wheat yields and, in some instances, saved crops from failing", Australia &
New Zealand Bank said.
However, the precipitation "did not push south into key wool
producing areas", some of which have received less than half the normal
rainfall expected for August, the bank said.
This has raised "some small doubts" over pasture condition,
and in turn over the ability of wool production in Australia, the top exporter,
to recover from a record low.
"Rainfall in the next month will be critical for a strong
rebound in national fleece weights in 2014-15," which began last month.
'Headwind for wool'
A rise in fleece weights is crucial if Australia is to
maintain wool output, with the country's sheep flock back in decline, after a rebuild
in numbers in 2010 and 2011.

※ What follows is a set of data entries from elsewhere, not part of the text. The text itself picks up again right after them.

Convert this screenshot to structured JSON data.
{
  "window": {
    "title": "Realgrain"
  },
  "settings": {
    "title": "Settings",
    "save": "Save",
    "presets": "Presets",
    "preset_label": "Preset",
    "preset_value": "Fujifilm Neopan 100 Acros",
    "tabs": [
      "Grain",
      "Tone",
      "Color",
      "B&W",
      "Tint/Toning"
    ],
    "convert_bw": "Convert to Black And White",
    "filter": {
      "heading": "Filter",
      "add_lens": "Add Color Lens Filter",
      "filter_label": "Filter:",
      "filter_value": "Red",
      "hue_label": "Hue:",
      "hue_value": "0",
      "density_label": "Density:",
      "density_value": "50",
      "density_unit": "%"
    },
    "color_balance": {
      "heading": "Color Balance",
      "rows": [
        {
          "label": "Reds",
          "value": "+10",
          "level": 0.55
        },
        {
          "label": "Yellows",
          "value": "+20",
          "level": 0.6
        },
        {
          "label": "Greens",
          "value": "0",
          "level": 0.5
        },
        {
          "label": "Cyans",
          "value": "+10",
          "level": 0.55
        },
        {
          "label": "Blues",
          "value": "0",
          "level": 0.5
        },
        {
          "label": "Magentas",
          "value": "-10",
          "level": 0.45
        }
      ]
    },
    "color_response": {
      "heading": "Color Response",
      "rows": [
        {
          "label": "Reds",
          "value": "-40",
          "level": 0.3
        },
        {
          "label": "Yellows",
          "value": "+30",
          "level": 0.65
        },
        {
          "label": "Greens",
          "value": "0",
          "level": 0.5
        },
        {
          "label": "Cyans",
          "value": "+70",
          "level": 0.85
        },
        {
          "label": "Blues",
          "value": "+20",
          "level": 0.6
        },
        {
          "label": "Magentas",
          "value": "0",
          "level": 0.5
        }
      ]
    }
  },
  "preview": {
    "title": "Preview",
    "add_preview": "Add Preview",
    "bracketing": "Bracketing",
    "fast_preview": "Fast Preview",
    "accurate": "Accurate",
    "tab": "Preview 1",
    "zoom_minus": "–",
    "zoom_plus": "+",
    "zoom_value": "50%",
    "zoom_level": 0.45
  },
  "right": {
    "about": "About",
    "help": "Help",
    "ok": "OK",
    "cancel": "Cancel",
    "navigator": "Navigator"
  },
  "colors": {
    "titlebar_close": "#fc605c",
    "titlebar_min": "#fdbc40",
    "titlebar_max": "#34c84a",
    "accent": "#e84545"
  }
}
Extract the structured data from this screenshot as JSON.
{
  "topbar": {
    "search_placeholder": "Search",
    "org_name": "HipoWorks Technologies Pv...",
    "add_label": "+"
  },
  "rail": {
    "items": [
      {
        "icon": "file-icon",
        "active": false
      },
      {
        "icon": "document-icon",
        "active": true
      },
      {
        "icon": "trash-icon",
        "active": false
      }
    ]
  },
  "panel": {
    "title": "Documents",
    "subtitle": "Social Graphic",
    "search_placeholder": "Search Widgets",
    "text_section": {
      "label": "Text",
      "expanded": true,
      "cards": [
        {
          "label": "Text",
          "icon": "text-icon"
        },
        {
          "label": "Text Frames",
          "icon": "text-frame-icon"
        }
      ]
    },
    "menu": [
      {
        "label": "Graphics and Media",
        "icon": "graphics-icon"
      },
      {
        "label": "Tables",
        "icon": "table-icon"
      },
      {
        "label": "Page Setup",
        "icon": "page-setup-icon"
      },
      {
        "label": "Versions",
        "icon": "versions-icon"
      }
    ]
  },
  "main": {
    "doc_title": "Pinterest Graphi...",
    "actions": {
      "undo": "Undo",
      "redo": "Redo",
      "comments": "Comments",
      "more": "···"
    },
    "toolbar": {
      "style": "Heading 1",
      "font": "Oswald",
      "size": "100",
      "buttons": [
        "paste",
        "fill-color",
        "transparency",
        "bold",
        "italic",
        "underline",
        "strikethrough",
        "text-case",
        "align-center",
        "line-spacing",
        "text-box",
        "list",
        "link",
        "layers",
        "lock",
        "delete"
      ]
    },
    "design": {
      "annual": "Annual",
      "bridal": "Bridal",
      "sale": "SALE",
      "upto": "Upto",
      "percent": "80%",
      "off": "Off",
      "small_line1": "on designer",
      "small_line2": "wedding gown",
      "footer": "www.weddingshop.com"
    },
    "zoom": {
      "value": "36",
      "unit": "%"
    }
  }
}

In 2013-14, the flock shrank by 2.5m head according to ANZ,
Abares, the official commodities bureau, putting the decline at 3.8m head.
The decline "creates a headwind for wool production in
2014-15," ANZ analyst Paul Deane said.
However, improved pasture conditions earlier this year had
created hope for improved fleece weights.
Indeed, weights "should be notably higher" in the
July-to-September quarter, compared with the same period last year, whatever
"What is at risk, should spring pasture growth disappoint,
is the potential for lower fleece weights from sheep shorn in the first half of
2015," Mr Deane said.
The bank has forecast wool production stabilising at 345m
kilogrammes, on a greasy basis, in 2014-15.
Abares foresees output of 330m kilogrammes which, on its
data, represents a fall of 10m kilogrammes.